The Tribune board promised to thoroughly review the proposal.
Meanwhile, Union-Tribune staffers settled into their new downtown digs. The paper finished moving out of its longtime Mission Valley home over the weekend and many workers reported duty at the new office for the first time Monday.
Welcome downtown, U-Ters! VOSD moved downtown in January and we’re happy to share taco and coffee recommendations.
In Other News
• Coronado’s pressing the reset button on its bike plan after residents’ infamous backlash against a previous plan to add more bike lanes. (KPBS)
• First 5, a county commission that hands out tobacco tax dollars to support early education efforts, awarded two grants to groups with ties to two First 5 board members. (Union-Tribune)
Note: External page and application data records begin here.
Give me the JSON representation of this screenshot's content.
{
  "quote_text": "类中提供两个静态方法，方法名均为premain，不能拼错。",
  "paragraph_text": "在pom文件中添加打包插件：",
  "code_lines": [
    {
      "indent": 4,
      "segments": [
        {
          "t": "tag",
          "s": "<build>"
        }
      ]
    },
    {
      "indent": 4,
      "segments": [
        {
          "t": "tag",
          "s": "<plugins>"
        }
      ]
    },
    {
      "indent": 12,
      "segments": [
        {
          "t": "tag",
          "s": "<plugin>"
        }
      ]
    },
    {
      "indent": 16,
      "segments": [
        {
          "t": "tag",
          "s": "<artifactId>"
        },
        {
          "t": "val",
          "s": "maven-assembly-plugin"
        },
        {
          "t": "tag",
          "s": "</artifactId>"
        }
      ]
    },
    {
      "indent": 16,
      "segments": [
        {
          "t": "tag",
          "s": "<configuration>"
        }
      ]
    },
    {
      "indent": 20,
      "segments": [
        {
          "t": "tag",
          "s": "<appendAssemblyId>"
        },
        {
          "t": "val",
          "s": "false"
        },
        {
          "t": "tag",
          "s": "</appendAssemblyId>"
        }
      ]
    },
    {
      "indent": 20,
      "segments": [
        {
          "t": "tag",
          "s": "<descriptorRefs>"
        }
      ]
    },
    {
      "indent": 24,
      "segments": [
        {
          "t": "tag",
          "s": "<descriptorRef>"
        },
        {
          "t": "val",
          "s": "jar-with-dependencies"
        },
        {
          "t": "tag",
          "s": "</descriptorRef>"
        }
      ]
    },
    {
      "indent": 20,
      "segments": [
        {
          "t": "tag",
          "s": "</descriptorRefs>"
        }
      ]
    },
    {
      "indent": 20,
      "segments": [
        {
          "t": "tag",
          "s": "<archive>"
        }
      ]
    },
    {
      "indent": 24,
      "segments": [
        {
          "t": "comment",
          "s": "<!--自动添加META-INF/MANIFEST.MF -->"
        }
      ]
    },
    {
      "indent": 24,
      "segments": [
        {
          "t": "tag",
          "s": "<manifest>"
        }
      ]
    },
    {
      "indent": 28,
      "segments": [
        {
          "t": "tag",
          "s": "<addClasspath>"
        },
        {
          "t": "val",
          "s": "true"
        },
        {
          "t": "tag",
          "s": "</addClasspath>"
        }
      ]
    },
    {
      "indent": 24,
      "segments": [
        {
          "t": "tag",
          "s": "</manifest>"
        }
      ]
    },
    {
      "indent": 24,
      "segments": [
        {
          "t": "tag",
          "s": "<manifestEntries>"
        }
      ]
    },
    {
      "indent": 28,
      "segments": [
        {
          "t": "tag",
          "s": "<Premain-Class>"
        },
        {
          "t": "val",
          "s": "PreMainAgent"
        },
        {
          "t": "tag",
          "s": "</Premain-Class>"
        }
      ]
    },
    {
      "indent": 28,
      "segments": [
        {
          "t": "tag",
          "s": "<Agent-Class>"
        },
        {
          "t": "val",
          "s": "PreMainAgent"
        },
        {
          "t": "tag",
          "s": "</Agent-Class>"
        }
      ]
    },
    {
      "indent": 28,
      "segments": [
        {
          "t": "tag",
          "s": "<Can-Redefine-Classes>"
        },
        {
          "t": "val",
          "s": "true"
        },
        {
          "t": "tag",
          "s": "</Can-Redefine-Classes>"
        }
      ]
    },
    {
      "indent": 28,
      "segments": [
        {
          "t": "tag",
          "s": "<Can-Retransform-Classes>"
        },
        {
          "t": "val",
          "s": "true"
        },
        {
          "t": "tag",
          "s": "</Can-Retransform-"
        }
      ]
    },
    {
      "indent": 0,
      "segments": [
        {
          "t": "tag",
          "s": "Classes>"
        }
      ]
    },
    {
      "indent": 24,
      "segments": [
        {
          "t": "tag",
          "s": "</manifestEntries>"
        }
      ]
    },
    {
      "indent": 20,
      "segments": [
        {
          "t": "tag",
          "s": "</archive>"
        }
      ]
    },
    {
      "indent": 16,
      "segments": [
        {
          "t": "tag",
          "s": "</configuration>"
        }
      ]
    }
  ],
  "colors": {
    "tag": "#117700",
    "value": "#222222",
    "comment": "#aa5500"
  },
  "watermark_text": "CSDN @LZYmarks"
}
• Chargers fan groups pushing for a new convadium are now also pushing a boycott of certain San Diego hotels. (NBC 7 San Diego)
• Get ready to do lotsa research this fall. California voters could have as many as 18 ballot props to consider in November. (Los Angeles Times)
• Senioritis. It’s a thing. The Hechinger Report examines how San Diego’s High Tech High is making senior year more meaningful with courses that teach life skills or offer college-level credits.
• San Diego reached tentative labor deals with three of its unions that come with 3.3 percent pay raises and increased benefits. (KPBS)
• So a baby possum showed up in Pacific Beach woman’s toilet a couple weeks ago – and I must say, it was much less terrifying than the boa constrictor and python discovered in bathrooms in recent history. I’m still recovering from those stories. (NBC 7 San Diego)